This, then, is the entire case for questioning Child 11’s diagnosis. At least four tactics here are worth noting:
* Misdirection. Whether the Royal Free pediatric gastrointestinal unit is set up to diagnose developmental problems is irrelevant in light of the qualified professional assessments already made.
* Omission. Writing that the father recalls that his son was diagnosed as “autistic” omits the crucial fact that multiple medical professionals said so. The dubious-sounding parental “recall” is not the issue here. The air quotes around “autistic” make it seem like some sort of West Coast diagnosis du jour rather than the confirmed clinical description of a severely disabled child.

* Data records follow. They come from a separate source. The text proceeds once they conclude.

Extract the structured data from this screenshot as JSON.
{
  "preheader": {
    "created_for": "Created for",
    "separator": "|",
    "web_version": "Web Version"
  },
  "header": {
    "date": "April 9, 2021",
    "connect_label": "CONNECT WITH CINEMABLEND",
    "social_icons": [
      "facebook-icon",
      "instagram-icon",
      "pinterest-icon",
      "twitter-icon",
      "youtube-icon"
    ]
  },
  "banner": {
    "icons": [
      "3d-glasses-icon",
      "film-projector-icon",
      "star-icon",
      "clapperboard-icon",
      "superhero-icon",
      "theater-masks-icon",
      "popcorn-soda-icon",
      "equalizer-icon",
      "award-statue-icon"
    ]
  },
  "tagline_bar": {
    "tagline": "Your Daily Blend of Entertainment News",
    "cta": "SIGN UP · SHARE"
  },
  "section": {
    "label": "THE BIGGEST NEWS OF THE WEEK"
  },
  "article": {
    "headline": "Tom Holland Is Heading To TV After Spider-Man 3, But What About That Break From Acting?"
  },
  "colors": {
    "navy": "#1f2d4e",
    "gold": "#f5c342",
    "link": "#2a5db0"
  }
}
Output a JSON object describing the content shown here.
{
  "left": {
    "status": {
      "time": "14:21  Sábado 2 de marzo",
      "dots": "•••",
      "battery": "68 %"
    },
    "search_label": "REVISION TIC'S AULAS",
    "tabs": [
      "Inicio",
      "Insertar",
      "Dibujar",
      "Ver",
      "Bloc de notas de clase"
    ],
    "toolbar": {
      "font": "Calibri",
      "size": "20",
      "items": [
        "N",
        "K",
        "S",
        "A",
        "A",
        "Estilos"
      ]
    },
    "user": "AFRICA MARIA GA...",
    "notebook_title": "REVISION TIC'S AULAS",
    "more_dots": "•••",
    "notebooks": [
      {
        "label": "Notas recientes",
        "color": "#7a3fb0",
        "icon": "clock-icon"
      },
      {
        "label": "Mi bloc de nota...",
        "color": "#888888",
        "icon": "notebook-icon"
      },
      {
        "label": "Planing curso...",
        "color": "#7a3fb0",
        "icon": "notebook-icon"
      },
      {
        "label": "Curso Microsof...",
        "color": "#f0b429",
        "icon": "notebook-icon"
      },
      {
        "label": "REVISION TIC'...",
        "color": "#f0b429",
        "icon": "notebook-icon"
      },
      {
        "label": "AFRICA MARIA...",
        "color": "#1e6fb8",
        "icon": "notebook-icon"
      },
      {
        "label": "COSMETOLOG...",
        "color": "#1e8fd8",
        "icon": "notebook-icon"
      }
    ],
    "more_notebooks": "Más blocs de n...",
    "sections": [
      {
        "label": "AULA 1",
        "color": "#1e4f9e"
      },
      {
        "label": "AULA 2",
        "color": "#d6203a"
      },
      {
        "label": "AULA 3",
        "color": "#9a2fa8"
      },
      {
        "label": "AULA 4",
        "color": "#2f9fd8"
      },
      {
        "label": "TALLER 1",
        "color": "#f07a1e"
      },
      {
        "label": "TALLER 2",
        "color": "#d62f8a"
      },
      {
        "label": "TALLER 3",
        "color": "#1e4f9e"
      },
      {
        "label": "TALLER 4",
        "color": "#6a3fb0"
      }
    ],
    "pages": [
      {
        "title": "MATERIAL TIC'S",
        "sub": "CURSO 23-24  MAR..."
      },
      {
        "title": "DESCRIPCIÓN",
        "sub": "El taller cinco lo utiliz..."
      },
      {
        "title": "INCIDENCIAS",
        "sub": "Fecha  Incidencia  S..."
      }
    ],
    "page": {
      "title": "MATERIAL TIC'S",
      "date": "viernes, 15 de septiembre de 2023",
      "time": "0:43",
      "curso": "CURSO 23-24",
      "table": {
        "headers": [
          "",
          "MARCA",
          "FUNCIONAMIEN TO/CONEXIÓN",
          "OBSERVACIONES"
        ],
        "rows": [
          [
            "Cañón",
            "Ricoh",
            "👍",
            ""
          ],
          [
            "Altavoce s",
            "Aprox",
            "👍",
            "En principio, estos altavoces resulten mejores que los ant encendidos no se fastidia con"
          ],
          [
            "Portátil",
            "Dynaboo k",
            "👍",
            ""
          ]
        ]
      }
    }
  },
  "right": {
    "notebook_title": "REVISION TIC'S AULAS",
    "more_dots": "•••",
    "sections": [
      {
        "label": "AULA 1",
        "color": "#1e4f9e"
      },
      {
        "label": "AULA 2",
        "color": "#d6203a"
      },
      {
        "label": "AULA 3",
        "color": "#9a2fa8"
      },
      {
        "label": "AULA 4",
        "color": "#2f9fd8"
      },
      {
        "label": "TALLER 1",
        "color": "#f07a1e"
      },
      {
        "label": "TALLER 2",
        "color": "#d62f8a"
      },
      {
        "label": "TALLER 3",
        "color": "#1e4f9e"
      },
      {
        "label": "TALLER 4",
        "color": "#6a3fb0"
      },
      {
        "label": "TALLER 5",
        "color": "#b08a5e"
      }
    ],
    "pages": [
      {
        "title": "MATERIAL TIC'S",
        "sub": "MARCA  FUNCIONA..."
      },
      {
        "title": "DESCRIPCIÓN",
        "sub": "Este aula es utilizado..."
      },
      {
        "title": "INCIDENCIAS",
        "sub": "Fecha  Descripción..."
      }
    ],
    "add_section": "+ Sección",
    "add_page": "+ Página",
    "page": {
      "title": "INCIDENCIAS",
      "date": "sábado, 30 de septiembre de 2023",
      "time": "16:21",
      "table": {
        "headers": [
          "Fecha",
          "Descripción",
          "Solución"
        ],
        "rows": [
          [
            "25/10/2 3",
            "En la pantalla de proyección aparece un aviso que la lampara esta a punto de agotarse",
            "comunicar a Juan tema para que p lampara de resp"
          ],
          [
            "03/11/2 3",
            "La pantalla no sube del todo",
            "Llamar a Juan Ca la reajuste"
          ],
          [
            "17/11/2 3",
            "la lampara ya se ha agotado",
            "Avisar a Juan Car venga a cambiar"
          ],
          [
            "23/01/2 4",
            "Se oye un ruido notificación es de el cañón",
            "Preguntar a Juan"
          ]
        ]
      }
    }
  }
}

* Suppression. Regardless of the child’s language development – which can be quite variable in boys in infancy -- the critical fact is that he lost skills and developed autism after the MMR shot at 15 months (not 14 months.) The quote, "Even at age 2, no speech," is a complete red herring -- since any developmental problem after 15 months could implicate the MMR rather than point to a pre-existing problem.
* Falsehood. There is no factual basis for claiming that “incomplete” records make the diagnosis questionable.
The “Web Extra” itself is unusual. It begins: “This is an author’s background document giving information additional to the peer-reviewed report ‘How the case against the MMR vaccine was fixed’ by Brian Deer, published in the BMJ in January 2011.”
BMJ Editor Fiona Godlee has stated that the BMJ articles were peer-reviewed and carefully fact-checked. Does this wording mean the Web Extra fell outside those parameters? Yet it is the only basis for crucial claims made in the BMJ proper.
Regardless, we have so far shown that Child 11, contrary to assertions made by the British Medical Journal, unquestionably had n diagnosis of regressive autism before his father ever contacted Andrew Wakefield at the Royal Free Hospital, and that those symptoms did in fact begin after the MMR shot was given. Because Child 11 was the initial and most detailed case reviewed in the BMJ article -- and because Father 11 is the only parent actually hostile to Wakefield's work, making him Deer's best and only witness -- one might reasonably inquire whether others among the Lancet children were even more vulnerable to the same pattern of misdirection, omission, suppression and falsehood.
We will dig into that, but first we need to tumble further down the rabbit hole created by the BMJ’s claims about Child 11.
Read Parts 1 - 7 of Elaborate Fraud HERE.
Dan Olmsted is Editor of Age of Autism. He is the co-author, with Mark Blaxill, of The Age of Autism – Mercury, Medicine, and a Man-made Epidemic, published in paperback in September by Thomas Dunne Books.